Not many other bundles of this kind exist in the market today, but they’re not exactly hard to find. Most mobile service carriers are now bundling streaming services with your phone plans. For instance, Verizon gives you ESPN+, Disney+, and Hulu on-demand with certain mobile plans, saving you about $14/month. Again, these are bundles, so separate apps may be necessary, though you may still be able to use them with hubs by logging into your account that way.
So, should I ‘Hub’ or should I ‘Bundle’?
Don’t let the confusing language companies use confuse you into thinking you’re saving money. Content hubs are places where you can access multiple services under one roof, but you still need to pay money for each service separately. Those who want to save money on services should be on the lookout for bundled services.
New Peacock crime drama The Calling begins streaming this on Nov. 10.
Apple TV+ dives into sci-fi anthologies with its Circuit Breaker series, available Nov. 11.
Netflix series Ancient Apocalypse seeks to uncover lost civilizations starting this Friday, Nov. 11
Hit series Yellowstone returns to Paramount+ for Season 5 on Nov. 13.
Highly-rated Epix WWII drama Rogue Heroes will stream Sunday, Nov. 13.

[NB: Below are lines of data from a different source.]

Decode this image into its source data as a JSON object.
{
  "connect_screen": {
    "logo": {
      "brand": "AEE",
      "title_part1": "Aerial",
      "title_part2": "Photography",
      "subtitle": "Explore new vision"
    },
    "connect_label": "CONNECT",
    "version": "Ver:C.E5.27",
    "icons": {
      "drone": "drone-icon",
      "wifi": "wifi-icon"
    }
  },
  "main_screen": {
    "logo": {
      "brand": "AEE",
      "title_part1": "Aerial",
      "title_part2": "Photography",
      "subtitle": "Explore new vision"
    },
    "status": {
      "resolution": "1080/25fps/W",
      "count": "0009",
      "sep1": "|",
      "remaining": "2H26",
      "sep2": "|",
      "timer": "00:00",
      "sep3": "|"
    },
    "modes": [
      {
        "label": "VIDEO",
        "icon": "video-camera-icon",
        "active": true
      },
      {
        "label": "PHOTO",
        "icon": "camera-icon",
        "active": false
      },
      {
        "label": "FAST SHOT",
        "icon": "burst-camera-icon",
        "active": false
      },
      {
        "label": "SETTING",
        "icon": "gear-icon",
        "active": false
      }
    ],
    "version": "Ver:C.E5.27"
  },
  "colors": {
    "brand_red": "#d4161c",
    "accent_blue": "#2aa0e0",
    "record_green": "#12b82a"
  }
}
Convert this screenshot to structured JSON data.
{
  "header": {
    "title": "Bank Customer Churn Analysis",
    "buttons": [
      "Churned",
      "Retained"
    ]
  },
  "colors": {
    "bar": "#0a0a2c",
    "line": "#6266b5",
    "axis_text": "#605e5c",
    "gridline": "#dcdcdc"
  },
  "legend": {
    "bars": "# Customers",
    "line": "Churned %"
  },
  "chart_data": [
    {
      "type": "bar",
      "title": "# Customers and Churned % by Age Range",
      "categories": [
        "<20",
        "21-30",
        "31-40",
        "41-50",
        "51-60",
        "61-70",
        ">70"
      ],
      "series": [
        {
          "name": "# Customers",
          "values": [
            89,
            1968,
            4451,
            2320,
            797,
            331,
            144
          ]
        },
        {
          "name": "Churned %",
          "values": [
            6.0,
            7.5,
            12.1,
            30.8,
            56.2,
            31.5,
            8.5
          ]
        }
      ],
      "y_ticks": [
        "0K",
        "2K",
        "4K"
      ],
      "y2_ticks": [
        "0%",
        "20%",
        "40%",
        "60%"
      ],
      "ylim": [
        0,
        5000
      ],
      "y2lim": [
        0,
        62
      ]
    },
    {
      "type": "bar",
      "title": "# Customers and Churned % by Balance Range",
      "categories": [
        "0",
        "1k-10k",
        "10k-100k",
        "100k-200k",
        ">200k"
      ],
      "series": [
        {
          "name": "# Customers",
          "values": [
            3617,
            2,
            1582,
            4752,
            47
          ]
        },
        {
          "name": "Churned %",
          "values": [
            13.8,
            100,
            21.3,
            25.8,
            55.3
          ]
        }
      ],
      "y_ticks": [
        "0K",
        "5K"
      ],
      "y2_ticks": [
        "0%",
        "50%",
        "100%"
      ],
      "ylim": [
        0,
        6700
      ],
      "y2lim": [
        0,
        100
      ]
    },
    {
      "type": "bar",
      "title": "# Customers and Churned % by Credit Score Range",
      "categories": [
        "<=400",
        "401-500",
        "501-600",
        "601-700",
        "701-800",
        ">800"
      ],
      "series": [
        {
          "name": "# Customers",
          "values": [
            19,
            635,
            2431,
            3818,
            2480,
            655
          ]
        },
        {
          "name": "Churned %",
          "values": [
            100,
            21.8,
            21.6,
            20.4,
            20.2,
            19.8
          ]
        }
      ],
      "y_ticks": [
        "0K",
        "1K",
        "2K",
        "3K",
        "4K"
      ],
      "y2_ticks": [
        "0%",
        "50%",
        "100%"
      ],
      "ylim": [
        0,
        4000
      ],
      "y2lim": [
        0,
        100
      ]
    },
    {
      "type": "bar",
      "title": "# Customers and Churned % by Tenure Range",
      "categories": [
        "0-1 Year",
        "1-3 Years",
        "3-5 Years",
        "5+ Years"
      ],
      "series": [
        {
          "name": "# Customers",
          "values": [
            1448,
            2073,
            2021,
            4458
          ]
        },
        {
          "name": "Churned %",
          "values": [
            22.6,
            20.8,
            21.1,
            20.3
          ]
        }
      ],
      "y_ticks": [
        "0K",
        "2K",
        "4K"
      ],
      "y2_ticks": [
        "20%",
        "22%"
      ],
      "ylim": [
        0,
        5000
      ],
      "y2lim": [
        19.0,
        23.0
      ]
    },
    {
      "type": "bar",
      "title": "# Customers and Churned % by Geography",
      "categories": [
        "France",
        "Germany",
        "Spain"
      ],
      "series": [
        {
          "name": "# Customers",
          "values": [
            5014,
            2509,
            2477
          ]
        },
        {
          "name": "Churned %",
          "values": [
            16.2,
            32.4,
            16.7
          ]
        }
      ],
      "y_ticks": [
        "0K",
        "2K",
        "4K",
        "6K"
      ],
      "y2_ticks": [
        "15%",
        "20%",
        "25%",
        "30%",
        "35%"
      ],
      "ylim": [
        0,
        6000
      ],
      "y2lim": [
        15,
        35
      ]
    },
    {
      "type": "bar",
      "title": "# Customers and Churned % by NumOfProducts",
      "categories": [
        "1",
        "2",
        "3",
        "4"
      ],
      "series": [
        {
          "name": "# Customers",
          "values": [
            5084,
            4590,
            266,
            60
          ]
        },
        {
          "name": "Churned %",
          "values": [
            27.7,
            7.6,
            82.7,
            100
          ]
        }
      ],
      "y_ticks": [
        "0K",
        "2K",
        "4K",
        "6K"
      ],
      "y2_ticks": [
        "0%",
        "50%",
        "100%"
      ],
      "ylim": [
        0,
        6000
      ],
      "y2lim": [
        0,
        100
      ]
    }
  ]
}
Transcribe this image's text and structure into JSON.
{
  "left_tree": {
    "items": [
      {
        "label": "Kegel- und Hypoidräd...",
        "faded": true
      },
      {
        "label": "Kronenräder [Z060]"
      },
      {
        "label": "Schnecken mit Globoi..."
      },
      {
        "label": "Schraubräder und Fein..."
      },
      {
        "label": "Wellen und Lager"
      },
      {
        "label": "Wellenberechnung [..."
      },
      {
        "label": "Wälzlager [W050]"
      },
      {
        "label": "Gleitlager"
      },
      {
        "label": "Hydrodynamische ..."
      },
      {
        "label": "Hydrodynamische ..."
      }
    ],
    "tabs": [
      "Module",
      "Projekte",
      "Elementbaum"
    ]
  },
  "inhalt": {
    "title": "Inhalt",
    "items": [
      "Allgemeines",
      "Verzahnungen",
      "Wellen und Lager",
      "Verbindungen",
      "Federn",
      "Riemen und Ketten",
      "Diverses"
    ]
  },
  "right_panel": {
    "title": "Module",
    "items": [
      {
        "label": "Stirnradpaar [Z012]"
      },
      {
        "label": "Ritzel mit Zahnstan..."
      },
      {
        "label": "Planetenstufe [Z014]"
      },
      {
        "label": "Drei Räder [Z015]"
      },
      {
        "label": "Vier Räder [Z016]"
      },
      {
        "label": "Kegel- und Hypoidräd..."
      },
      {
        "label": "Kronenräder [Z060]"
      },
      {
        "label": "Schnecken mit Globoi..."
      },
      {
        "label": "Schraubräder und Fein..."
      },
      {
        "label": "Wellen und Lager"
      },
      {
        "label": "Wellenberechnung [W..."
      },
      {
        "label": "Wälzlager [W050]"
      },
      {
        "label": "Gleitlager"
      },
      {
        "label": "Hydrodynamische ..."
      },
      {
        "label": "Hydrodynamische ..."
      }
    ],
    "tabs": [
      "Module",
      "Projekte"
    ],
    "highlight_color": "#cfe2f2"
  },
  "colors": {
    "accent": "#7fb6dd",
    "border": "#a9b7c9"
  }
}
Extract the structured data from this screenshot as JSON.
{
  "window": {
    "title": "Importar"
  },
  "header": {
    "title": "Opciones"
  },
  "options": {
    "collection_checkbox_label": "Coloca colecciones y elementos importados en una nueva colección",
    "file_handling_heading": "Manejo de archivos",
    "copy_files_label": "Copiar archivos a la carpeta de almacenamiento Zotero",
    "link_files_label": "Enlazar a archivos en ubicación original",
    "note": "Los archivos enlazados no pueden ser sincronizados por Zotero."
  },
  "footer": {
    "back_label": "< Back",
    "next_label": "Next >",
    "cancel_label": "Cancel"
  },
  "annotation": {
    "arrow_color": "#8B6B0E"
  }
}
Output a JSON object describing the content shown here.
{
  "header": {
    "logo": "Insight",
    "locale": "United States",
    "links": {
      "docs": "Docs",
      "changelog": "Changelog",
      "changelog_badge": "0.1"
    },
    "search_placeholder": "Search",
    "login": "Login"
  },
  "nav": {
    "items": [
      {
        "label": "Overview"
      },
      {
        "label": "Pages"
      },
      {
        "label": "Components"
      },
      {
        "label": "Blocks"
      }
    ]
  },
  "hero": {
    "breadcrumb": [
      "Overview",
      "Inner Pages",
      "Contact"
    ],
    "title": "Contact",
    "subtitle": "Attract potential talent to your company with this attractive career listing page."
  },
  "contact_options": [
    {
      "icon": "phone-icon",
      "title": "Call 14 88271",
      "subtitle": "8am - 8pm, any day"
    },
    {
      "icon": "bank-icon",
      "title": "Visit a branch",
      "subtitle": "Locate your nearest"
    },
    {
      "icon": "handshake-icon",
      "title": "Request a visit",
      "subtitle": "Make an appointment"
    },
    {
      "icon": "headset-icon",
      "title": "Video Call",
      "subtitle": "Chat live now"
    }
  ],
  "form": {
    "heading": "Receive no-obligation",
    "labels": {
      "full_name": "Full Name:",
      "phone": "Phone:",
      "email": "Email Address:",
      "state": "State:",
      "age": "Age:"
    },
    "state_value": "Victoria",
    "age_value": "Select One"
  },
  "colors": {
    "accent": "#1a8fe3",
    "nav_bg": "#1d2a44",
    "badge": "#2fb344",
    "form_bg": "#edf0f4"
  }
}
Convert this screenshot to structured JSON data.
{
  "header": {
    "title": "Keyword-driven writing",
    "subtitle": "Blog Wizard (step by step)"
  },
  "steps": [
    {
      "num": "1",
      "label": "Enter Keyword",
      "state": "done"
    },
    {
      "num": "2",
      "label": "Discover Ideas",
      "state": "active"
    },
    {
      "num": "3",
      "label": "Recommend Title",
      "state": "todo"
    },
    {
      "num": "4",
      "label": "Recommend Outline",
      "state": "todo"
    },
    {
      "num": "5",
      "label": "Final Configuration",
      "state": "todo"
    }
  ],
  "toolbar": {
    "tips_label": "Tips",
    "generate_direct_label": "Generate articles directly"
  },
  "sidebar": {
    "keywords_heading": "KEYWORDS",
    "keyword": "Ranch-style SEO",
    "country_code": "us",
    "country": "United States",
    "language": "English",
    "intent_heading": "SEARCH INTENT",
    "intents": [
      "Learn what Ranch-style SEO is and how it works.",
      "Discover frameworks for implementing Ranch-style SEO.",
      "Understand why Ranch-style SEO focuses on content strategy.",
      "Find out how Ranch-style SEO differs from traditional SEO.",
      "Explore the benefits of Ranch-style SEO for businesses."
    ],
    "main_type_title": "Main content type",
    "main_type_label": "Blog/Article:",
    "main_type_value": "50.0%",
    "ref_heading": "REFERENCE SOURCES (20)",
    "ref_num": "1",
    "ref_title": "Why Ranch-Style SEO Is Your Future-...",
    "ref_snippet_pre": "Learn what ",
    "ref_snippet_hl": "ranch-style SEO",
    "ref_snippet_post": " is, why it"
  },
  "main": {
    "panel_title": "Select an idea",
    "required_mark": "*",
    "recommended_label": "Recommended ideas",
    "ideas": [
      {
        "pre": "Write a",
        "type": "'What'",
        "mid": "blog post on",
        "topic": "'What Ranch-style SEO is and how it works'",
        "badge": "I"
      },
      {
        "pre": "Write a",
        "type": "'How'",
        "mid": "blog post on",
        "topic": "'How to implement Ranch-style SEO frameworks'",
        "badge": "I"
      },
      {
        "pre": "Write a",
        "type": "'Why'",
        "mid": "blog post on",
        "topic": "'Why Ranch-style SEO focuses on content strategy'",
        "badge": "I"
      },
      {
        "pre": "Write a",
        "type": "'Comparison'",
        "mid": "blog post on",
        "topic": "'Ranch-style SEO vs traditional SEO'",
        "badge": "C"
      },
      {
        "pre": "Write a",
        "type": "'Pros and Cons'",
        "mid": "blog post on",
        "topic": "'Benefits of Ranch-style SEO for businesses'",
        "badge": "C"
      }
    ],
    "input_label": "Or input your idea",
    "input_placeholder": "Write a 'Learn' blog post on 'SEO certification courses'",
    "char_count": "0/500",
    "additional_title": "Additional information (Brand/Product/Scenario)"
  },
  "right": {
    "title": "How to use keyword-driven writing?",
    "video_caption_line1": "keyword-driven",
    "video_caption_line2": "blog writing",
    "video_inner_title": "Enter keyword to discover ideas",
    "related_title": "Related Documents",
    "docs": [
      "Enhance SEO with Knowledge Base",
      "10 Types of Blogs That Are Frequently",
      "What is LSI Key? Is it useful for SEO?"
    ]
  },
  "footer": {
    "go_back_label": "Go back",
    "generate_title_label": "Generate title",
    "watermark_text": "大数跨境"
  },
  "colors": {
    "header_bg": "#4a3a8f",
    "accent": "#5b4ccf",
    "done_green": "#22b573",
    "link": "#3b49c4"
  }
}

A&E’s new series Customer Wars looks at the conflict between irate customers and frustrated workers. Stream it on-demand Tuesday, Nov. 15.